Michael Louvier: B.S. University of New Orleans (1988), J.D. Mississippi College School of Law (1994)

My Ex and my children have moved to another State! What can I do?

Monday, February 4th, 2019

At the law office of Matthew Poole we have been fielding more and more “out of State” calls. These are contacts to us either by phone or by email about a multi State custody issue. The contact is more and more often initiated by a non-custodial parent who is now struggling to enforce his/her visitation after some serious geography has become involved. Either the Ex has moved to Mississippi, or away from Mississippi – with the children. No matter the reason for the move, or even which party moved, the schedule of “every other weekend, etc…” is now impossible. This new situation begs the obvious question: What can I do about this??

When divorced parents continue to live in the same area, the logistics of the exchange of children, the scheduling of ball games and dance recitals and everything else that goes with the day-to-day joys and “difficulties” of your kids is easily worked out. Although these parents might feel awkward and uncomfortable, it is just easier to get things done for the kids. After all – the “best interests of the children” is always the target, right? Mix a few hundred miles of highway between the houses and this delicate balance goes from a bit unpleasant and compromising to unworkable and unfair. Unfair to whom, you ask? This is unfair to everyone, especially the children. Keep in mind that the travel to and from house to house is endured by the kids, too. And the farther away from the non-custodial parent they move, the more difficult and tedious this issue becomes. A disruption of their plans and favorite activities is never a pleasant subject to broach, also. So keep these delicate subjects in mind when you are attempting to come up with a viable solution.

All of these different problems and headaches and obstacles to a simple issue: I just want to see my kids! Is there a solution? The short answer is YES – Always. When a schedule of visitation is no longer workable, and the parents cannot come to an agreement or a meeting of the minds, the Courts are available for a modification. Remember that your rights as a parent are NOT diminished by the distance between you and your children. In fact, the Constitution of the United States guarantees a parent’s rights, and the protection of those rights. These rights are defined as fundamental rights; that is, the most protected of all rights. See Santosky v. Kramer, 455 U.S. 745 (1982). What this really means to you, the non-custodial parent, is that any decrease in your visitation should be viewed as more than simply “not good for me and my kids”…it is viewed as Unconstitutional!

The Mississippi Chancery Courts are referred to as the “super-guardians” of the children involved in cases that they handle. That is: the Chancellor must put the protection and best interests of the children as a paramount standard. And it is without debate courts hold that maximum involvement of both parents is consistent with the “best interests of the children” policy.
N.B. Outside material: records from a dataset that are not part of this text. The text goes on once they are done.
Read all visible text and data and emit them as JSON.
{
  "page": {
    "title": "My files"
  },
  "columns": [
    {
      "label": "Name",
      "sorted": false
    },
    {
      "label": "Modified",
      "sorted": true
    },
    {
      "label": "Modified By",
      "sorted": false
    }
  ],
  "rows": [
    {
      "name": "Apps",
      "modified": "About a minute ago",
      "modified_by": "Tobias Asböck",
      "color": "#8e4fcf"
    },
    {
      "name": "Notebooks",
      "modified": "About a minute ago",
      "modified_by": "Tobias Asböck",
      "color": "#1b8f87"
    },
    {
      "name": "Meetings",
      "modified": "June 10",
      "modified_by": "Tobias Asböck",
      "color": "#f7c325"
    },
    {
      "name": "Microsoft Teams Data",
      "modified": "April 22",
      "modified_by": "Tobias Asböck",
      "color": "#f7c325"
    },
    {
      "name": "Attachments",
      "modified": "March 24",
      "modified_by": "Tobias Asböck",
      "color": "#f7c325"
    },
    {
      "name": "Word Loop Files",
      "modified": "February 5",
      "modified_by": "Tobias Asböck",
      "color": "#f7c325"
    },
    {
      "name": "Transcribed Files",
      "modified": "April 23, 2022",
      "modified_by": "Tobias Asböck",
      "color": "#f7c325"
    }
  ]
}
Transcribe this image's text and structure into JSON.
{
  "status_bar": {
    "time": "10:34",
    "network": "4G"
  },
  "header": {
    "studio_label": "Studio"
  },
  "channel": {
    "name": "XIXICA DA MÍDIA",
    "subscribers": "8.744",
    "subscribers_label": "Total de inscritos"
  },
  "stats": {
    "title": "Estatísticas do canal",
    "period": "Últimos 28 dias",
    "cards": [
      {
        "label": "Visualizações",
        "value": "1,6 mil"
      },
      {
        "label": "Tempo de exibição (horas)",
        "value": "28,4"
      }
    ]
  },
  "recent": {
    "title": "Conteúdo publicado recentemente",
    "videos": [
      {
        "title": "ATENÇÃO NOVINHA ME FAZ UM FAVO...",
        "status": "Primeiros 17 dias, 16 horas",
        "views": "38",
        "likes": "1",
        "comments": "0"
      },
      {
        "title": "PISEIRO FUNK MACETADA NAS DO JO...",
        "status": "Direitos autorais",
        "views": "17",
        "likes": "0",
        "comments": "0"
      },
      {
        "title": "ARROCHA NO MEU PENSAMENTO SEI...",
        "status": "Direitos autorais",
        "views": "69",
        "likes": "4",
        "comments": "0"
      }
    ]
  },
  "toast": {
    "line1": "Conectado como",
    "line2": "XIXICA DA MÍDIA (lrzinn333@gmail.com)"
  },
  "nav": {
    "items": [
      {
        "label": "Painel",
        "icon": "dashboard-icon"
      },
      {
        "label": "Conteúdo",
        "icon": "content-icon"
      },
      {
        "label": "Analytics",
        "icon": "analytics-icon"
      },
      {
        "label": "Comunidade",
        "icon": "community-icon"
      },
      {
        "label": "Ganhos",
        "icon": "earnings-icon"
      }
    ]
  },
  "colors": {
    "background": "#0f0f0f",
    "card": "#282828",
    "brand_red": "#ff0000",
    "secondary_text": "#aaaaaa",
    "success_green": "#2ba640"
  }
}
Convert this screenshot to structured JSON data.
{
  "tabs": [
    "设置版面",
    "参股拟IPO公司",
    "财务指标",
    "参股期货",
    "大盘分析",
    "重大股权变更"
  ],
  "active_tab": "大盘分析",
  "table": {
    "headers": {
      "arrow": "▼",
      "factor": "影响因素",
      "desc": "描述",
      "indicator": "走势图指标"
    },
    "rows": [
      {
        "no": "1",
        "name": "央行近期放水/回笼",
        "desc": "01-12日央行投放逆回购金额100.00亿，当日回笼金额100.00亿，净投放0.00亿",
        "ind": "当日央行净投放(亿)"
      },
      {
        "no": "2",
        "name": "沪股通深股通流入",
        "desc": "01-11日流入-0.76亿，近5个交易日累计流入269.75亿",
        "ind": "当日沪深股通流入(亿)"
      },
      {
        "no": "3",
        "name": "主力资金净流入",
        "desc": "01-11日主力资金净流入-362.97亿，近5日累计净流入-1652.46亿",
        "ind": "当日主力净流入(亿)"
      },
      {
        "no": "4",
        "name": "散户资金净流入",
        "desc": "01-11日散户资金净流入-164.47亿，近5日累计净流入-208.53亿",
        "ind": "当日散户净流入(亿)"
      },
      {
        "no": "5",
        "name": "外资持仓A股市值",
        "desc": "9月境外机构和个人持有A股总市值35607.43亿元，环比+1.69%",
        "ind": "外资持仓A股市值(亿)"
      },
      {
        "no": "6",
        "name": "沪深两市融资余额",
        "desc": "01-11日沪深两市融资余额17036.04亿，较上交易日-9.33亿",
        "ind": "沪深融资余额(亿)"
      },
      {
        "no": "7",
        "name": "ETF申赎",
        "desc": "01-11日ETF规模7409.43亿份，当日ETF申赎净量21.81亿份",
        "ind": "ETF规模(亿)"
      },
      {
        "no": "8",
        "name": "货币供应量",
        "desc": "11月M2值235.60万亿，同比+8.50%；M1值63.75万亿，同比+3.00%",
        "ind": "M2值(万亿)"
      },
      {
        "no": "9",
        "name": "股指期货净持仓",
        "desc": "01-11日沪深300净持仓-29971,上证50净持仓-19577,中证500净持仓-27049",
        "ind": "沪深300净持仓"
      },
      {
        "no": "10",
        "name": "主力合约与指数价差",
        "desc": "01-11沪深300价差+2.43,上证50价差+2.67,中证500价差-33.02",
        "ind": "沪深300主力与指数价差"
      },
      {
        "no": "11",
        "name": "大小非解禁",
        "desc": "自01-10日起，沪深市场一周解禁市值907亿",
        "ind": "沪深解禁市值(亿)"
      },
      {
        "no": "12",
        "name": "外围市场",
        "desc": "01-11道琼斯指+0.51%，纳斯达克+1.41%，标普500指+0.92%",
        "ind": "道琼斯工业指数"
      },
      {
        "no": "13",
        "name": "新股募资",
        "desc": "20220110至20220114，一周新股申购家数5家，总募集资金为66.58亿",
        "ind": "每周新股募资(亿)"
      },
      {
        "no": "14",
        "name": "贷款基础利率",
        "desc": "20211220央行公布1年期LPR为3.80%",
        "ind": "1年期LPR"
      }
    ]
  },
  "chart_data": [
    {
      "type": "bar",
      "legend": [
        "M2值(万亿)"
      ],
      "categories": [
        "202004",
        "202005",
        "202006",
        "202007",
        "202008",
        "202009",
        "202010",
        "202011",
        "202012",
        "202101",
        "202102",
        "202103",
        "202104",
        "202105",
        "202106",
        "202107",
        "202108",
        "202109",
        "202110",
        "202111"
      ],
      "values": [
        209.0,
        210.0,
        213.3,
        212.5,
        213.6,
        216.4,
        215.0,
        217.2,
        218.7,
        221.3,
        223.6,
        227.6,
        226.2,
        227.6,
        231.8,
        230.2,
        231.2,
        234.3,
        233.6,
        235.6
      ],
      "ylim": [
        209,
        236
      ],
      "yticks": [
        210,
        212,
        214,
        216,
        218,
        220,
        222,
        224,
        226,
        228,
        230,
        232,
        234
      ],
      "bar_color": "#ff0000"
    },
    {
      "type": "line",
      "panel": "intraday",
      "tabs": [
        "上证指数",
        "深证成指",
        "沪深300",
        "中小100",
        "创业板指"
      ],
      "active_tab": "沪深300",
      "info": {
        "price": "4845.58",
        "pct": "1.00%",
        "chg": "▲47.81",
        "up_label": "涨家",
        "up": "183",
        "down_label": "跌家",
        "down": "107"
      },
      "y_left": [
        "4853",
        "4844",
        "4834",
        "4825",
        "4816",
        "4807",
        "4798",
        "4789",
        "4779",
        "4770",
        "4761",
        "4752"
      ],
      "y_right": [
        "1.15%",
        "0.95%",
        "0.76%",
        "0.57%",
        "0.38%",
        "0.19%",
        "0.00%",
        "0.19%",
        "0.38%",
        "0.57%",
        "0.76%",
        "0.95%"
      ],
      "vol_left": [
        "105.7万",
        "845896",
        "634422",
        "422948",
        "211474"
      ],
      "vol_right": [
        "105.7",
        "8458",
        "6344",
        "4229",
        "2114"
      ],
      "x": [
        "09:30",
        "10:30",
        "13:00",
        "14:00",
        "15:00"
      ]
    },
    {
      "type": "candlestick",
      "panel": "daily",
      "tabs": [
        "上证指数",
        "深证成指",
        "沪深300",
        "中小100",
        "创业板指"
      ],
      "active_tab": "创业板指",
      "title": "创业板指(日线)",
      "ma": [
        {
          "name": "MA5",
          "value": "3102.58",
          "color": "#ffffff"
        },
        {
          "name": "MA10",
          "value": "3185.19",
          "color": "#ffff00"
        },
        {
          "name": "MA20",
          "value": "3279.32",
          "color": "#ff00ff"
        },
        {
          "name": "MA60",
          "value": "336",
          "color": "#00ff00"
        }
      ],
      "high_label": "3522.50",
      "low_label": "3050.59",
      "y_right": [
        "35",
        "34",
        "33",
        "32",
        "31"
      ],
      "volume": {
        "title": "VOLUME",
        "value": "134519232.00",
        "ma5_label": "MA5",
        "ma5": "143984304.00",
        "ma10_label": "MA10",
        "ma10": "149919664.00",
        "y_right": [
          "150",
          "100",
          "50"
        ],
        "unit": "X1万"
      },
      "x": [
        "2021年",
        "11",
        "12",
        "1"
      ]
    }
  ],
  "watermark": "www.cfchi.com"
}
With these tenets in mind, it stands to reason that a reduction in visitation because of the re-location of either parent would be inherently contrary to the best interest of the children. Protect your rights – cherish and protect your relationship with your children – and doing may very well mean that you have to go back to Court. Extended holiday periods, travel expenses, or even a true modification of custody are all issues that are on the table after a move of parent/children.

My next article will open yet another can of worms common to the subject of child custody/visitation: the introduction of the “Third adult”. I hope that you will log in to read that one, too.

Michael Louvier is a graduate of Mississippi College School of Law (1994). He has been married for 28 years (Tammy) and they have 2 children (Amy, 25 and Nick, 20).